== TASK MATERIAL ==

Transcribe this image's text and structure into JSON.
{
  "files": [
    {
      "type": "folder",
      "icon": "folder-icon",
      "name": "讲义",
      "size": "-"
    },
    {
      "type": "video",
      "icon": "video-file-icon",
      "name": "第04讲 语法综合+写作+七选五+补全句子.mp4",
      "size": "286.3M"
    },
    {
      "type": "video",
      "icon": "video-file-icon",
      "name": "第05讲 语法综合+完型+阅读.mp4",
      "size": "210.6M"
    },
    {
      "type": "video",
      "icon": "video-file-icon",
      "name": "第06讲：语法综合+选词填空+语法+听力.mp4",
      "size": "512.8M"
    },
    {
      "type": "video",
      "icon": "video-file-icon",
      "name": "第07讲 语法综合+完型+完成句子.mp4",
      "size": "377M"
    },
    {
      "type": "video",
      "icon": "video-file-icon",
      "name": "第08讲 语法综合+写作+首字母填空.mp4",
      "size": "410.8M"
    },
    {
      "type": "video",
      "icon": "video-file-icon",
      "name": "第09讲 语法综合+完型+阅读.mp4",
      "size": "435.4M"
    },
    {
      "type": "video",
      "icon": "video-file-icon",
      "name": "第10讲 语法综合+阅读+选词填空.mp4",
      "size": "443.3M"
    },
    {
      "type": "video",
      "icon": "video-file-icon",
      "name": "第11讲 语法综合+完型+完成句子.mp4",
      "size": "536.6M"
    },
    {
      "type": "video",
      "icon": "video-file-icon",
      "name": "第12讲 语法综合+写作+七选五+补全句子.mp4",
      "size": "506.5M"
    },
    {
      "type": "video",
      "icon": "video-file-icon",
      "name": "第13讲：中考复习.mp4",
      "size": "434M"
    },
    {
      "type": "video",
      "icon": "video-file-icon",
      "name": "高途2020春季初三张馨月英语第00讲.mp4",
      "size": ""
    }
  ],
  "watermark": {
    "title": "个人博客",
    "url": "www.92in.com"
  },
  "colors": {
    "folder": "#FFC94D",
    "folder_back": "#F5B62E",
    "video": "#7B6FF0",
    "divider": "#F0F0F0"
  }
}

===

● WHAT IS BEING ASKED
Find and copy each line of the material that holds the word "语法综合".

● TASK RESPONSE
      "name": "第04讲 语法综合+写作+七选五+补全句子.mp4",
      "name": "第05讲 语法综合+完型+阅读.mp4",
      "name": "第06讲：语法综合+选词填空+语法+听力.mp4",
      "name": "第07讲 语法综合+完型+完成句子.mp4",
      "name": "第08讲 语法综合+写作+首字母填空.mp4",
      "name": "第09讲 语法综合+完型+阅读.mp4",
      "name": "第10讲 语法综合+阅读+选词填空.mp4",
      "name": "第11讲 语法综合+完型+完成句子.mp4",
      "name": "第12讲 语法综合+写作+七选五+补全句子.mp4",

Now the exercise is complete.